I’d like to change that particularly annoying trait of mine.
Okay, I’m not drop-dead gorgeous with a bubbly, flirtatious personality, not by a long shot. I’m not a hideous troll, either, but come on. Hot guys have never noticed me—unless they’re six and I’m blowing snot bubbles out my nose. Or I write really bad poetry that makes adolescent boys howl with laughter. And that’s not the way I want boys to notice me.
“I’ll be fine,” I reassured Mom, offering her a smile in return, which somehow only seemed to upset her more. Her chin got all wobbly, and she yanked me into her arms, holding me close. I let her smother me with Mom love for a few minutes before I disentangled myself from her embrace. “Seriously, it’s going to be okay. I’ll write you and Dad as much as I can.”
“Which shouldn’t be very much at all. I want you to meet new people and try new things. You need to stay busy and have fun. Don’t worry about us.” She wagged her finger at me before her hand dropped to her side. “I know you feel a little stifled here, so this will be good for you.”
Mom understood. She always had. We moved here when I was two, back to Dad’s hometown; he felt right at home because he was home. Mom, on the other hand, was still considered an outsider, and they’d always treated her that way. So she knew what it was like, to feel like you didn’t fit in. She understood my problems at school, when Dad always blew them off. Not that he was mean about it. He just didn’t get it.

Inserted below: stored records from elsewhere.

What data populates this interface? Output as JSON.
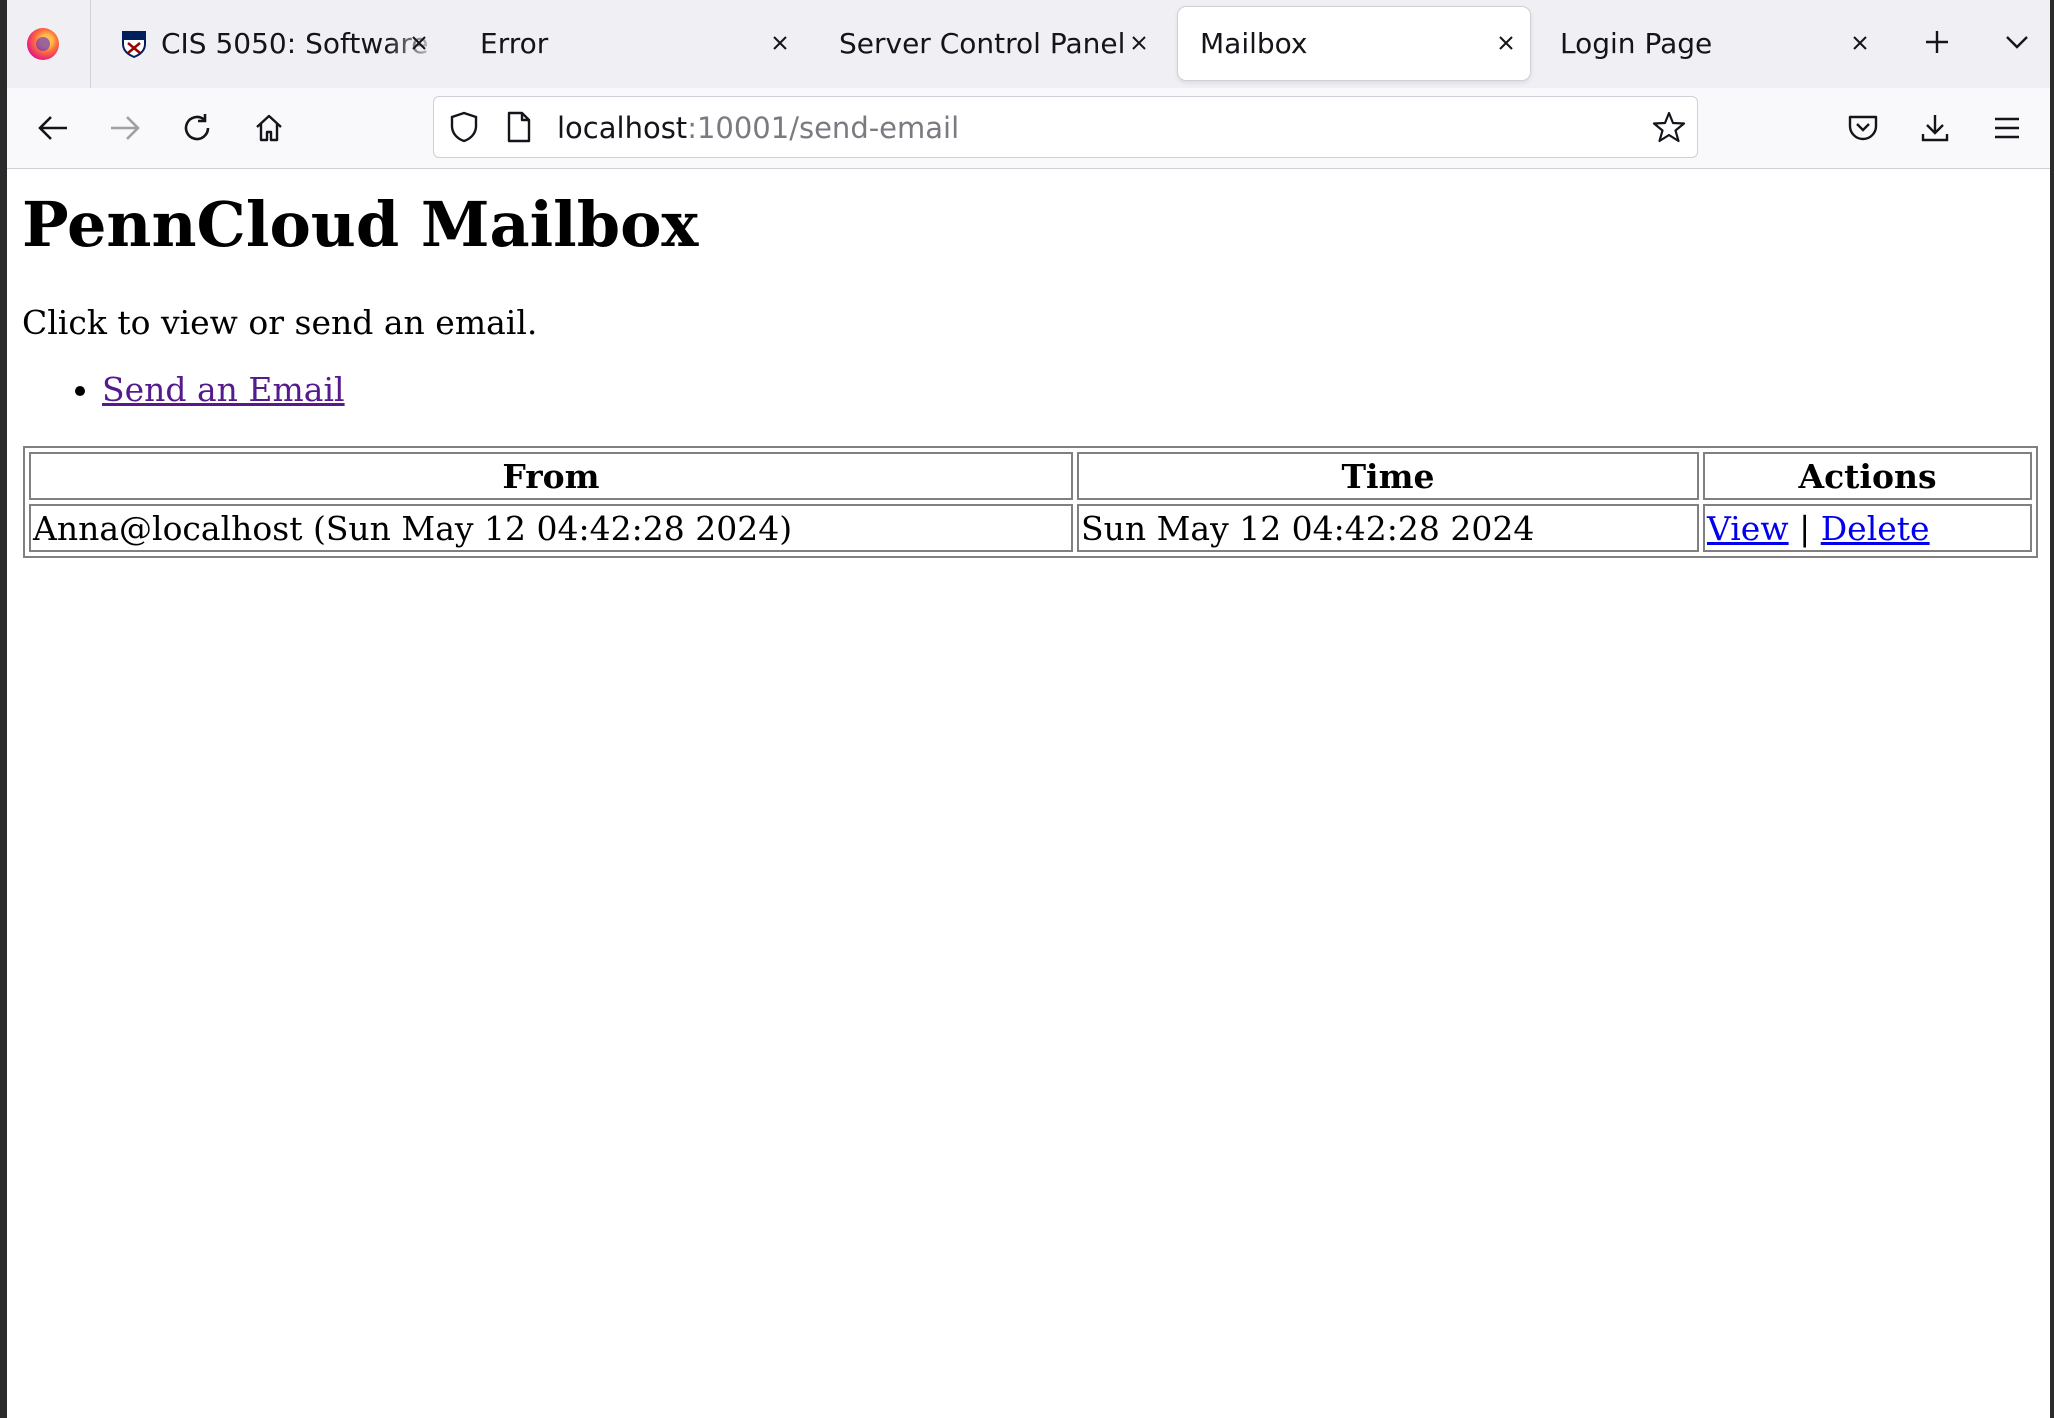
{
  "browser": {
    "tabs": [
      {
        "label": "CIS 5050: Software",
        "selected": false
      },
      {
        "label": "Error",
        "selected": false
      },
      {
        "label": "Server Control Panel",
        "selected": false
      },
      {
        "label": "Mailbox",
        "selected": true
      },
      {
        "label": "Login Page",
        "selected": false
      }
    ],
    "url_host": "localhost",
    "url_path": ":10001/send-email"
  },
  "page": {
    "title": "PennCloud Mailbox",
    "intro": "Click to view or send an email.",
    "links": [
      {
        "label": "Send an Email"
      }
    ],
    "table": {
      "headers": [
        "From",
        "Time",
        "Actions"
      ],
      "rows": [
        {
          "from": "Anna@localhost (Sun May 12 04:42:28 2024)",
          "time": "Sun May 12 04:42:28 2024",
          "view_label": "View",
          "separator": "|",
          "delete_label": "Delete"
        }
      ]
    }
  },
  "colors": {
    "visited_link": "#551a8b",
    "link": "#0000ee",
    "table_border": "#808080"
  }
}
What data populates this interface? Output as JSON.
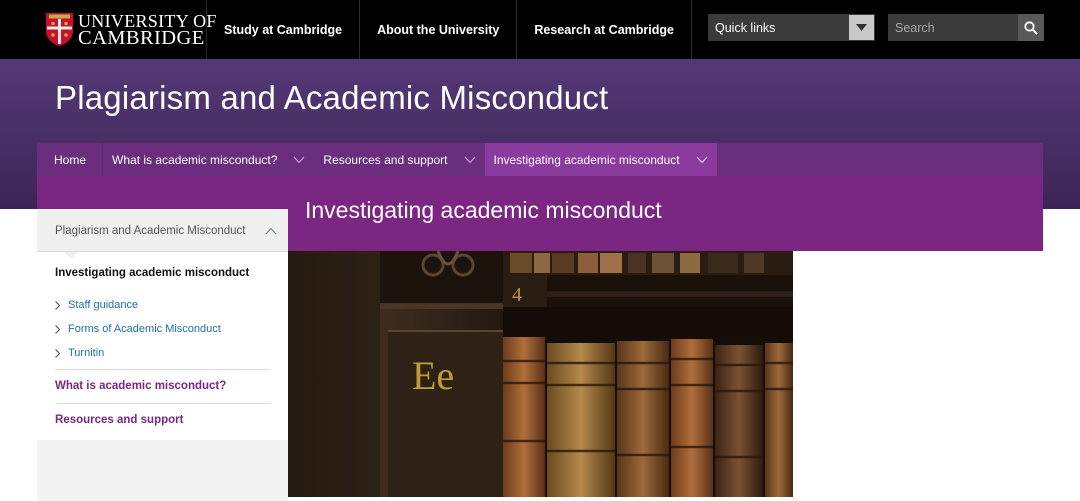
{
  "header": {
    "logo": {
      "line1": "UNIVERSITY OF",
      "line2": "CAMBRIDGE"
    },
    "nav": [
      {
        "label": "Study at Cambridge"
      },
      {
        "label": "About the University"
      },
      {
        "label": "Research at Cambridge"
      }
    ],
    "quick_links": {
      "label": "Quick links",
      "icon": "chevron-down-icon"
    },
    "search": {
      "placeholder": "Search",
      "icon": "search-icon"
    }
  },
  "banner": {
    "title": "Plagiarism and Academic Misconduct"
  },
  "section_nav": [
    {
      "label": "Home"
    },
    {
      "label": "What is academic misconduct?"
    },
    {
      "label": "Resources and support"
    },
    {
      "label": "Investigating academic misconduct",
      "active": true
    }
  ],
  "page": {
    "title": "Investigating academic misconduct"
  },
  "sidebar": {
    "parent": "Plagiarism and Academic Misconduct",
    "current": "Investigating academic misconduct",
    "children": [
      {
        "label": "Staff guidance"
      },
      {
        "label": "Forms of Academic Misconduct"
      },
      {
        "label": "Turnitin"
      }
    ],
    "siblings": [
      {
        "label": "What is academic misconduct?"
      },
      {
        "label": "Resources and support"
      }
    ]
  },
  "hero": {
    "letters": "Ee",
    "shelf_number": "4"
  },
  "colors": {
    "topbar": "#000000",
    "banner": "#4a3068",
    "section_nav": "#6b2d7d",
    "section_nav_active": "#8b3a9e",
    "page_header": "#7b2682",
    "link": "#1d6fa4",
    "accent": "#7b2682"
  }
}
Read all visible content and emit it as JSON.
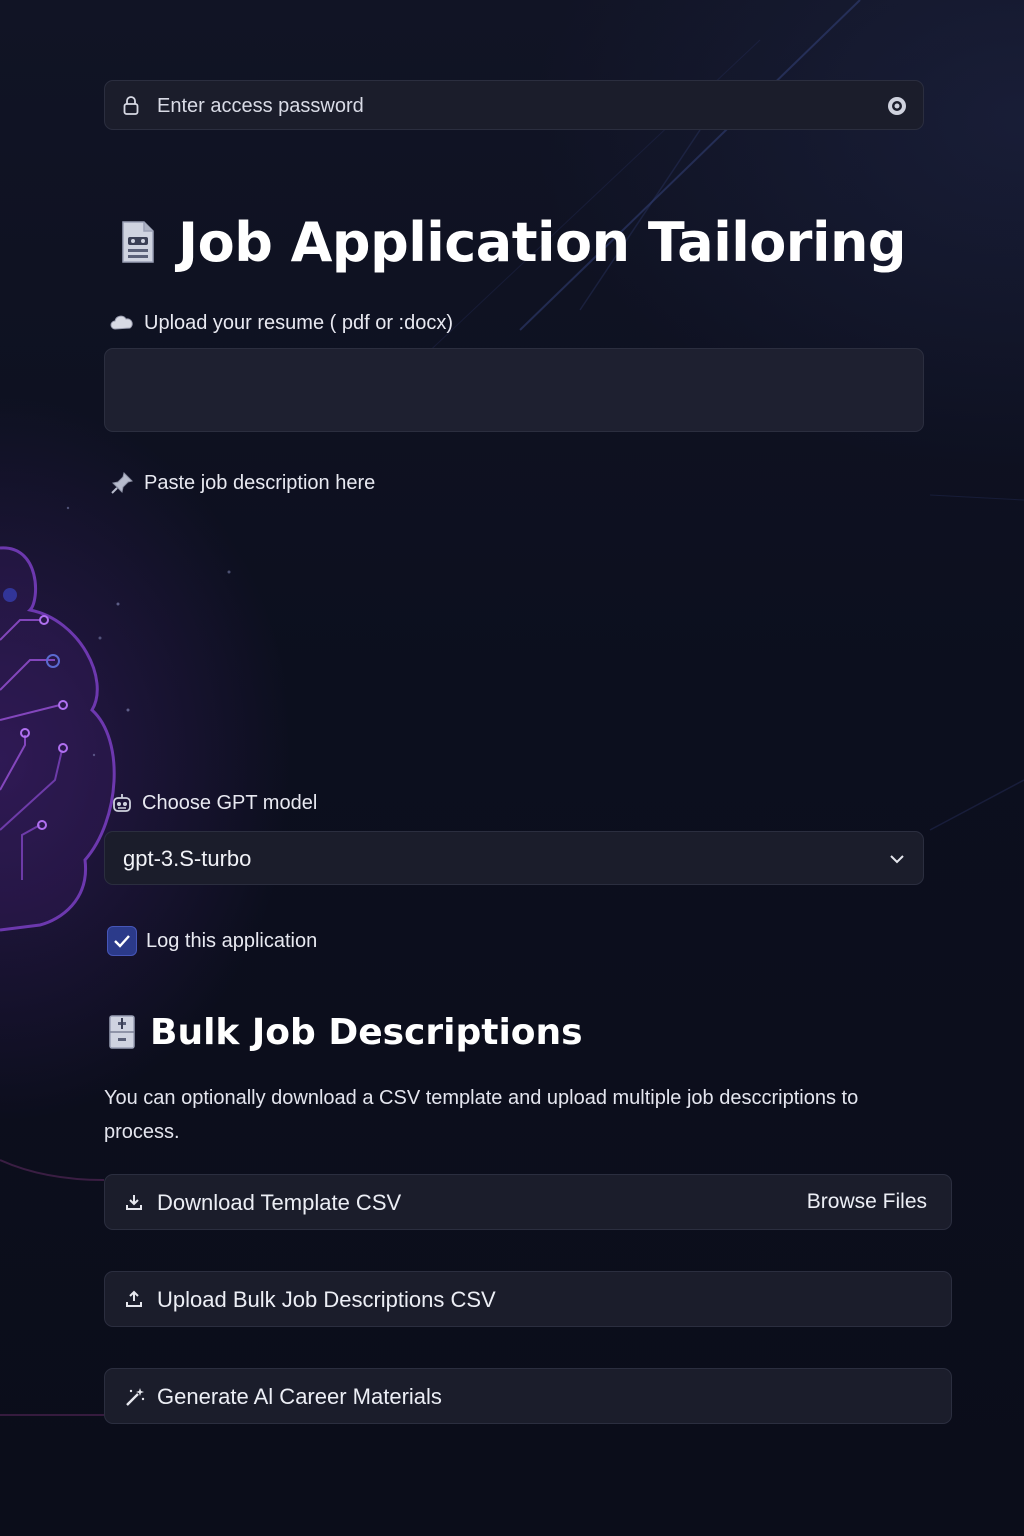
{
  "password": {
    "placeholder": "Enter access password"
  },
  "header": {
    "title": "Job Application Tailoring"
  },
  "resume": {
    "label": "Upload your resume ( pdf or :docx)"
  },
  "job_description": {
    "label": "Paste job description here"
  },
  "model": {
    "label": "Choose GPT model",
    "selected": "gpt-3.S-turbo"
  },
  "log": {
    "label": "Log this application",
    "checked": true
  },
  "bulk": {
    "title": "Bulk Job Descriptions",
    "description": "You can optionally download a CSV template and upload multiple job desccriptions to process.",
    "download_label": "Download Template CSV",
    "browse_label": "Browse Files",
    "upload_label": "Upload Bulk Job Descriptions CSV"
  },
  "generate": {
    "label": "Generate Al Career Materials"
  },
  "colors": {
    "background": "#0b0d19",
    "field": "#1b1d2b",
    "checkbox": "#2b3a8a",
    "accent_purple": "#7b3fc4"
  },
  "icons": {
    "password": "lock-icon",
    "visibility": "eye-icon",
    "title": "document-icon",
    "resume": "cloud-icon",
    "job_description": "pin-icon",
    "model": "robot-icon",
    "bulk": "file-cabinet-icon",
    "download": "download-icon",
    "upload": "upload-icon",
    "generate": "magic-wand-icon"
  }
}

“It’s going to be great,” I told Mom with a genuine smile. My heart did a funny little flip in the center of my chest and I breathed deeply, telling myself everything really would be great.
Going to camp was going to change my life.